In order to make bank, Aronofsky (along with Paramount) is hoping to capture the good will and imagination of Christian audiences as well as nonbelievers.
According to The Hollywood Reporter:
“Aronofsky, who grew up in a conservative Jewish household, says his goal from the start was to make a Noah for everyone. For nonbelievers, he wanted to create ‘this fantastical world a la Middle-earth that they wouldn’t expect from their grandmother’s Bible school.’ At the same time, he wanted to make a film for those ‘who take this very, very seriously as gospel.’”
As someone who takes the story of Noah very, very seriously as gospel, I look forward to seeing the movie. As long as the subject matter is approached thoughtfully, I’m interested in Aronofsky’s interpretation of the Bible story I grew up with.
Darren Aronofsky and Paramount have approached the project with a great deal of thought. They even hired a faith-based consultant to get pastors and other church leaders on board (did that on purpose) with the movie. Did you have any idea this kind of behind-the-scenes lobbying went on to acquire the good faith (did that on purpose) of church leaders? And Paramount insisted on multiple test screenings (against Aronofsky’s wishes) to make sure religious audiences were comfortable with the story. What a fascinating process.

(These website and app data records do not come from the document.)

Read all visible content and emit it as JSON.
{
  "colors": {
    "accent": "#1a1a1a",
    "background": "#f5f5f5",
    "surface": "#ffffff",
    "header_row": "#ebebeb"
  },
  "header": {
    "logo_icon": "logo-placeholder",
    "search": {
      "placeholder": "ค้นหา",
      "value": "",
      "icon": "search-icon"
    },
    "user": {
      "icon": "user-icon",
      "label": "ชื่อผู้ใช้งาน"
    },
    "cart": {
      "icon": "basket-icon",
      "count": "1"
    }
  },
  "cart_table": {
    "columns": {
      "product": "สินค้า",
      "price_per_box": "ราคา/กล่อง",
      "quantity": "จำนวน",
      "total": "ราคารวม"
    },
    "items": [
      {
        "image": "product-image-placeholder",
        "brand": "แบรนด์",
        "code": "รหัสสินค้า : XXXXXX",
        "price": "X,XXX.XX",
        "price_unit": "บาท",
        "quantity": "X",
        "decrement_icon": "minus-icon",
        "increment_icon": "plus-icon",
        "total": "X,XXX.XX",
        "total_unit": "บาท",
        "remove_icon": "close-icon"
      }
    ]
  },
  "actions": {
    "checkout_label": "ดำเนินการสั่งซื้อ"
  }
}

One of their concerns is that Christians will have a problem with the inaccuracy of the film. Paramount Vice chair Rob Moore said, “[The film] is more an exploration of Noah’s emotional journey than a literal interpretation of the Bible story. Christian viewers might reject it for its inaccuracy in depicting the story of the flood from Genesis, but [we're] hoping they will embrace it.”
So far, several faiths have come out (did that on purpose) in support of Noah. One church leader said: “If you’re expecting it to be word for word from the Bible, you’re in for a shock. There can be an opportunity for Christians to take offense. [But] we were pretty excited that a studio like Paramount would invest in a Bible-themed movie.”
After a screening in Sydney on Feb. 4, another church leader joked, “You’ll enjoy the film — if you’re not too religious.”
Only time and ticket sales will tell if Aronofsky hit the sweet spot between faith and unbelief. Whether or not the film flops, I appreciate the respectful approach Aronofsky has taken. He says, “I had no problem completely honoring and respecting everything in the Bible and accepting it as truth.” When it came time to design the ark his production designer made suggestions for what it should look like, but Aronosfsky shot him down. “No,” he said, “the measurements are right there.”
That’s right! Noah’s ark is described in Genesis as 300 cubits long, 50 cubits wide, and 30 cubits tall. I have a feeling the special effects that set that boat afloat are going to be worth it, even if Aronofsky does take a little license with the story.
Photo Source: IMDB.com